━━━━━ Records for this exercise ━━━━━
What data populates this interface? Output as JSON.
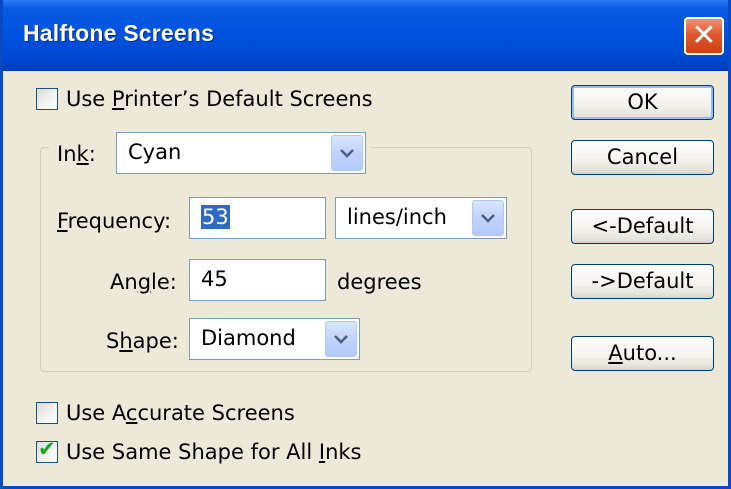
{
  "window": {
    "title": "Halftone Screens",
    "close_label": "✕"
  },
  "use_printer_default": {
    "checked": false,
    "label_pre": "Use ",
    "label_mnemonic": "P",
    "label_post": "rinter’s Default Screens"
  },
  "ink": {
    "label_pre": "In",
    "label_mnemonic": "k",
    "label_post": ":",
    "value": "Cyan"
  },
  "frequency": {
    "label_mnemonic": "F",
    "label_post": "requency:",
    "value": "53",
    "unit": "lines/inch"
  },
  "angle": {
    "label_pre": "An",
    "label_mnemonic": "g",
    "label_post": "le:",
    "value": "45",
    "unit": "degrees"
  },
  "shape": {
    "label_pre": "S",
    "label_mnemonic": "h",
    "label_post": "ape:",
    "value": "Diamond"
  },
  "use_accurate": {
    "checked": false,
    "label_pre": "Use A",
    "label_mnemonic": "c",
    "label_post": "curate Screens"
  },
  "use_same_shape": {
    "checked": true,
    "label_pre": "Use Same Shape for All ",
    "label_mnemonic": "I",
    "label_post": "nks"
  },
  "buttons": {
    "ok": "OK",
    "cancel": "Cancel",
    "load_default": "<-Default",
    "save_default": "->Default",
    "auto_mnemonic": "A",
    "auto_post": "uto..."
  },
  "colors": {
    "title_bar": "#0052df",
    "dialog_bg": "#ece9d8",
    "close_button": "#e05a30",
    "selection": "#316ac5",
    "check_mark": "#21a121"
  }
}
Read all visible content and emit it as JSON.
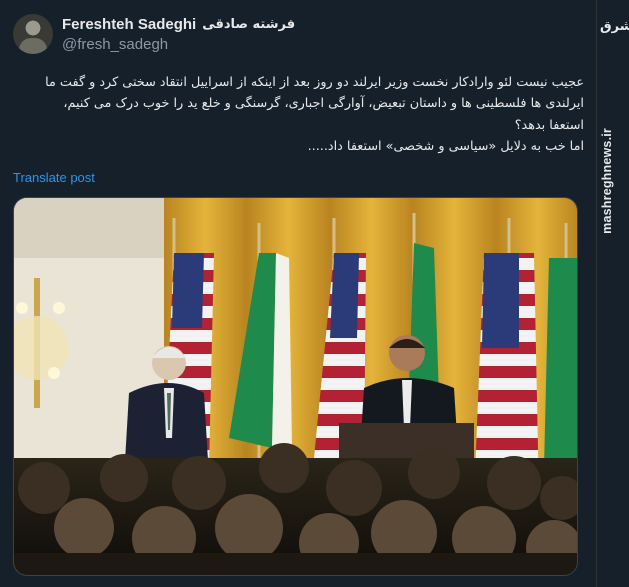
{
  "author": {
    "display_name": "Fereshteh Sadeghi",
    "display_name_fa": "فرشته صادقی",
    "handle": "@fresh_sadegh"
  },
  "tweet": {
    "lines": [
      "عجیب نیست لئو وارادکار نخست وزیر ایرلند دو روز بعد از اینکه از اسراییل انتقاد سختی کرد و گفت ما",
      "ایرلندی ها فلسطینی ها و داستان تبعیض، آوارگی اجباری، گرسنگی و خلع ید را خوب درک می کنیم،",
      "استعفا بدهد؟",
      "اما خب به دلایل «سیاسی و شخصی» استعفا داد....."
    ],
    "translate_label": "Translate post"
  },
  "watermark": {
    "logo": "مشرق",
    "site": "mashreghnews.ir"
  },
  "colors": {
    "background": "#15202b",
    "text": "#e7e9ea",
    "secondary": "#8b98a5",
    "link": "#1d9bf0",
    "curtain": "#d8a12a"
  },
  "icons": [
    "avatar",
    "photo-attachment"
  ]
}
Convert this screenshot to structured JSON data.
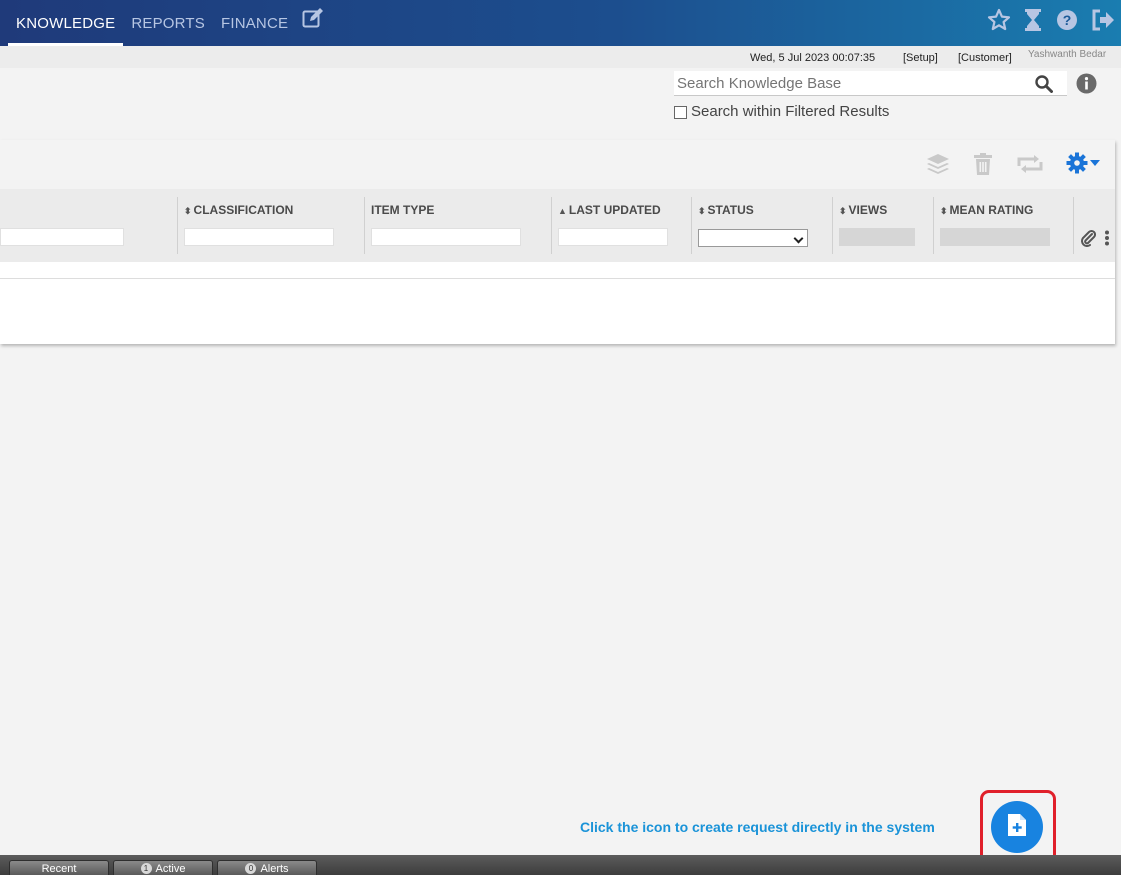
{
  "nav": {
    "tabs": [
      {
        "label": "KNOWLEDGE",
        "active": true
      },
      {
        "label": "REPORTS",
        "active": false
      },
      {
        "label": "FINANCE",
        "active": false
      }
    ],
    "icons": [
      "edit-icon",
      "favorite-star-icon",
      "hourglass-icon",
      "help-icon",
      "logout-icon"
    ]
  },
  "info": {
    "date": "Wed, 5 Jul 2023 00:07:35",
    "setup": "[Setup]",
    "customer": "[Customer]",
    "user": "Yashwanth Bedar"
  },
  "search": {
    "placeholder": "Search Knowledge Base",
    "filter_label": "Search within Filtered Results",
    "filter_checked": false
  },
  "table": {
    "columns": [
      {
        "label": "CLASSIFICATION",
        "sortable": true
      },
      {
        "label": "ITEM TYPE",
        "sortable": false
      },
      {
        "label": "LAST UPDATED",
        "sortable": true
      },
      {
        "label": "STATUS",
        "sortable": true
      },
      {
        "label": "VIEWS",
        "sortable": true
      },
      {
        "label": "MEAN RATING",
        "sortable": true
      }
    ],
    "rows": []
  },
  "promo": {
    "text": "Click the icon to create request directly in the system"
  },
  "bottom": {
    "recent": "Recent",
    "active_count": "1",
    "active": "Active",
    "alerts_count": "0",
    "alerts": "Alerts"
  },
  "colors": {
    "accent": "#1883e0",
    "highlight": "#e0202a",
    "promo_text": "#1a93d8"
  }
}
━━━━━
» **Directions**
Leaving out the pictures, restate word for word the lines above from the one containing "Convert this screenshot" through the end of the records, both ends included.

» **Solution to the problem**
Convert this screenshot to structured JSON data.
{
  "nav": {
    "tabs": [
      {
        "label": "KNOWLEDGE",
        "active": true
      },
      {
        "label": "REPORTS",
        "active": false
      },
      {
        "label": "FINANCE",
        "active": false
      }
    ],
    "icons": [
      "edit-icon",
      "favorite-star-icon",
      "hourglass-icon",
      "help-icon",
      "logout-icon"
    ]
  },
  "info": {
    "date": "Wed, 5 Jul 2023 00:07:35",
    "setup": "[Setup]",
    "customer": "[Customer]",
    "user": "Yashwanth Bedar"
  },
  "search": {
    "placeholder": "Search Knowledge Base",
    "filter_label": "Search within Filtered Results",
    "filter_checked": false
  },
  "table": {
    "columns": [
      {
        "label": "CLASSIFICATION",
        "sortable": true
      },
      {
        "label": "ITEM TYPE",
        "sortable": false
      },
      {
        "label": "LAST UPDATED",
        "sortable": true
      },
      {
        "label": "STATUS",
        "sortable": true
      },
      {
        "label": "VIEWS",
        "sortable": true
      },
      {
        "label": "MEAN RATING",
        "sortable": true
      }
    ],
    "rows": []
  },
  "promo": {
    "text": "Click the icon to create request directly in the system"
  },
  "bottom": {
    "recent": "Recent",
    "active_count": "1",
    "active": "Active",
    "alerts_count": "0",
    "alerts": "Alerts"
  },
  "colors": {
    "accent": "#1883e0",
    "highlight": "#e0202a",
    "promo_text": "#1a93d8"
  }
}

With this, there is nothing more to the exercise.